Freddy tells Jesse he wants his body while caressing his face with his long nails. The already phallic scene was almost pornographic. Englund wanted to stick one his blades in Jesse’s mouth but a gay makeup artist pulled Patton aside and convinced him not to do it.
Jesse sneaks into his little sister’s bedroom multiple times. First, he sees a ghost version of her jumping rope and singing the nursery rhyme “One, Two, Freddy’s Coming For You.” The implication is that she will be his next victim. The next night, Freddy’s glove appears on his hand when he tucks her in.
Freddy was originally conceived not just as a child killer but as a child molester, which was explicitly stated in the franchise reboot. Homosexuality and pedophilia were frequently conflated in the 80s. The scene appears to play up that stereotype.
Jesse is bullied by his classmate, Grady (Robert Rusler), during a baseball game. Grady tackles him causing his sweatpants the come down and reveal Jesse isn’t wearing any underwear. The altercation is more like Greco-Roman wrestling than a fight.
Jesse is afflicted with literal hot dreams. He wakes up to find a candled melted into the shape of a penis ejaculating.
“I mean, when you’re looking at dailies and I’m lying in bed and I’m a pietà and the candles are dripping and they’re bending like phalluses and white wax is dripping all over… It’s like I’m the center of a — what do they call it? — a bukkake. Like I’m a bukkake video,” Patton recalled.
After one of his hot dreams, Jesse goes to an underground night club filled with S&M fetishists including a kinky bartender portrayed by producer Robert Shaye. It’s unknown how Jesse knew about the club but presumably he’s been there before. His outing is short-lived as the underage boy is caught by his gym coach Schneider (Marshall Bell), who also dons an S&M outfit.
Coach Schneider punishes Jesse by making him run laps at the gym. He immediately regrets making and enemy of Jesse and thereby Freddy. Balls and packages of jockstraps fly off the shelves and pummel the coach.

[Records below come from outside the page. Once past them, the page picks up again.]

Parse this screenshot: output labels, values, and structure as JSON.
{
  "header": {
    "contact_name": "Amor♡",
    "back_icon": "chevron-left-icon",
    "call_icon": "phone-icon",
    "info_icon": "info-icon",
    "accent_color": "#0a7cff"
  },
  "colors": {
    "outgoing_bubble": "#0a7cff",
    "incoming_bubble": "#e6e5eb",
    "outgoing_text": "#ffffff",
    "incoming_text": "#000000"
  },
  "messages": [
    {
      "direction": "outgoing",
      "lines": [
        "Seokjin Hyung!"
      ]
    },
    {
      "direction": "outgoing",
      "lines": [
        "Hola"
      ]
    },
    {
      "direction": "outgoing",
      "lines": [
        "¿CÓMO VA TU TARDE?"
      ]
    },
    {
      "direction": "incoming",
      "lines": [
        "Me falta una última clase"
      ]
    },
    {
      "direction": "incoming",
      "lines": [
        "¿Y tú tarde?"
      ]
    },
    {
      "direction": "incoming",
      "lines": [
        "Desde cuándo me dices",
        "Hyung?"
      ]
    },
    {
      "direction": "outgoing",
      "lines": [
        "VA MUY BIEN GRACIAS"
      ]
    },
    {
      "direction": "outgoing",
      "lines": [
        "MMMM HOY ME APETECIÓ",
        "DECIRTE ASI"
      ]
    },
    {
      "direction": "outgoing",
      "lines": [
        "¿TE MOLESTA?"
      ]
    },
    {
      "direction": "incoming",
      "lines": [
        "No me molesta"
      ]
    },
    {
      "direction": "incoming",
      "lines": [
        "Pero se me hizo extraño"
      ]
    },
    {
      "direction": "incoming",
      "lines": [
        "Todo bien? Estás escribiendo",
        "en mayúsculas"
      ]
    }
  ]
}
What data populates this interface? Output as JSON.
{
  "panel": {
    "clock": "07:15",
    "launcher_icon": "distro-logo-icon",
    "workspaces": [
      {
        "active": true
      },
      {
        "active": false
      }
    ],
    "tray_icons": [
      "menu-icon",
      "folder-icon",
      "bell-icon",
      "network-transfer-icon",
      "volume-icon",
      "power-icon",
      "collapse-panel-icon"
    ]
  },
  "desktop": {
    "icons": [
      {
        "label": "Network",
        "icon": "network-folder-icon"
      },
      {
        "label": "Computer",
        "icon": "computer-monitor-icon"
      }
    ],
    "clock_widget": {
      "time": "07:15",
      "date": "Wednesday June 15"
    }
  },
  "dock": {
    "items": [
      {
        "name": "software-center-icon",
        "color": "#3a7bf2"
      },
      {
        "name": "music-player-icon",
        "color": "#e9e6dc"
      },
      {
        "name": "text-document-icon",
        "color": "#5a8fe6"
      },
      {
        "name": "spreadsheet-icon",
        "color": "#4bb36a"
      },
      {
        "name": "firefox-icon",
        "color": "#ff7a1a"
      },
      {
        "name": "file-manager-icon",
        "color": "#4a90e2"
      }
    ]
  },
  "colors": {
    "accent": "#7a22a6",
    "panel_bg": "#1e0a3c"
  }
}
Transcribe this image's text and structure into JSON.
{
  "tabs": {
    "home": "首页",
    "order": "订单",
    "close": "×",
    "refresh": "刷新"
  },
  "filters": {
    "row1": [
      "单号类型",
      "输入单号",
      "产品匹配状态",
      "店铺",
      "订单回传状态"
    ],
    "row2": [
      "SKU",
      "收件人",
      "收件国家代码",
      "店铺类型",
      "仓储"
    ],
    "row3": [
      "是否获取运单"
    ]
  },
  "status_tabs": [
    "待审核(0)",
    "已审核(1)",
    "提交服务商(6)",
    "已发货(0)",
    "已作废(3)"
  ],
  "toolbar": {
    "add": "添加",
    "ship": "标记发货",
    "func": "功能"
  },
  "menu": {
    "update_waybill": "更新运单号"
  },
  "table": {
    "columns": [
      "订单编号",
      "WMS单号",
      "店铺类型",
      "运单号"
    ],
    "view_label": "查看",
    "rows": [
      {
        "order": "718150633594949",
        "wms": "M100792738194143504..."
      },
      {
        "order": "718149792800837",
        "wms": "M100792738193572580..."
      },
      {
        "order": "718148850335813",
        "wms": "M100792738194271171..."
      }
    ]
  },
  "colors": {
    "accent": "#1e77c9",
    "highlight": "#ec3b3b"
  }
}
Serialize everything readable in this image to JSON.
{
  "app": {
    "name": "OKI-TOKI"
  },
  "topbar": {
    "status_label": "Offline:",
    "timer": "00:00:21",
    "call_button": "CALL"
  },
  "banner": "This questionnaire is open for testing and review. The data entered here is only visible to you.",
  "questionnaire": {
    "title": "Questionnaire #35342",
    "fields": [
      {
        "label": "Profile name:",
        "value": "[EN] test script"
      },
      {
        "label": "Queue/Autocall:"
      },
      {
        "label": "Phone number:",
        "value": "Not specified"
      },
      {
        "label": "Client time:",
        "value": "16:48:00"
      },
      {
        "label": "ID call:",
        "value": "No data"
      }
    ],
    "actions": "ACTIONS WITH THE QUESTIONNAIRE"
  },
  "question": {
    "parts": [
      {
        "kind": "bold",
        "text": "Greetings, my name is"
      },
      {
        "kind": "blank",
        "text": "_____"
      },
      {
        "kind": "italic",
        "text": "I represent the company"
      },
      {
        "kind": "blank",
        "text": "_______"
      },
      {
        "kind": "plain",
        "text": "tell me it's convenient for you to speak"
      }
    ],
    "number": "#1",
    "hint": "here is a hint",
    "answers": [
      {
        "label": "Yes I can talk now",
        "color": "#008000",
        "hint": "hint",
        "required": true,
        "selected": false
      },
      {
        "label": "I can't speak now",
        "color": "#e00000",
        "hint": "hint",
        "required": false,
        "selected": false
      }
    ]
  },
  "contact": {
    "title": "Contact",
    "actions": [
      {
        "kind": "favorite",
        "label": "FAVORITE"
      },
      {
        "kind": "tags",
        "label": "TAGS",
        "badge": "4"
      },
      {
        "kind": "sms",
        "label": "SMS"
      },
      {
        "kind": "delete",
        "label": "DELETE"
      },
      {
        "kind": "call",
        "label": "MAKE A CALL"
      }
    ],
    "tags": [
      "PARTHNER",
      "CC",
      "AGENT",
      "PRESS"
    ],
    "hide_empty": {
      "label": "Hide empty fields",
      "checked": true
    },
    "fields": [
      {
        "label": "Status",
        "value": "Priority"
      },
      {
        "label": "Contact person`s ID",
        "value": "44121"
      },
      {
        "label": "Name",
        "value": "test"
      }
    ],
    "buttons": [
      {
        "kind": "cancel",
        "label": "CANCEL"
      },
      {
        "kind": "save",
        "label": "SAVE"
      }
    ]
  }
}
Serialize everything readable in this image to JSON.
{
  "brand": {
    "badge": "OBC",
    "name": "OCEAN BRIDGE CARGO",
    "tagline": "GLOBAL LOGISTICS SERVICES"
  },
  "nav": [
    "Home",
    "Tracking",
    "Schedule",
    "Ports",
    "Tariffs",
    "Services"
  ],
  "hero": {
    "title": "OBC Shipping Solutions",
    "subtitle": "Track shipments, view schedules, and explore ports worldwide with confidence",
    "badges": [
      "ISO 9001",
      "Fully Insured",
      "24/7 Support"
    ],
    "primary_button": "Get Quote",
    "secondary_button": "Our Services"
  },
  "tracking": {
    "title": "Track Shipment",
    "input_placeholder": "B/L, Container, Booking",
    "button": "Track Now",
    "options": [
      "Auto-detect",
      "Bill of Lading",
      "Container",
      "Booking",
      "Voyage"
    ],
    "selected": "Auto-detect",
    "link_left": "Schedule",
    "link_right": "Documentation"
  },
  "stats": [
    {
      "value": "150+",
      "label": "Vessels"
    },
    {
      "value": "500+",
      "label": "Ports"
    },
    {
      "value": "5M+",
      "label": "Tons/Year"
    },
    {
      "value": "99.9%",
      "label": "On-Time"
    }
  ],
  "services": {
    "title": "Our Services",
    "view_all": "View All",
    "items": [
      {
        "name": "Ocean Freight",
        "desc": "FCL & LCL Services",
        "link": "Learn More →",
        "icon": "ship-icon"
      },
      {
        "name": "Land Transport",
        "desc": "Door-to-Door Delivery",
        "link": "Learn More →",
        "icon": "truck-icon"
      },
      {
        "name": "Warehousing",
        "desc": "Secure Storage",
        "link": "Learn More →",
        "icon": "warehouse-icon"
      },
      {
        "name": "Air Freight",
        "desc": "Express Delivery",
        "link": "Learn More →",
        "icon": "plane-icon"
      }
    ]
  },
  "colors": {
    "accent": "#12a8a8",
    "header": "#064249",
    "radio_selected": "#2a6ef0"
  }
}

The coach is dragged into the showers where he is stripped naked and subjected to some not-so friendly towel snapping on the butt. Freddy finishes him off from behind.
Freddy has always been associated with fire. He was burned alive by the parents of his victims. However, things get inflammatory when hog dogs AKA wieners burst in flames and explode. Flaming homosexual is pejorative for flamboyantly gay people.
One of the few times Jesse shows intimacy for his girlfriend is when Freddy takes over his body. Jesse literally puts his tongue back in his mouth then he runs away.
Jesse seeks refuge in Grady’s bedroom. He jumps into his bed and pleads for Grady to let him to spend the night.
“I’m scared, Grady,” Jesse tells him. “Something is trying to get inside my body.”
Grady summarizes, “Yeah, and she’s female. And she’s waiting for you in the cabana. And you wanna to sleep with me.”
Patton will tell his story in the upcoming documentary Scream, Queen! My Nightmare On Elm Street, which will premiere at film festivals in 2018.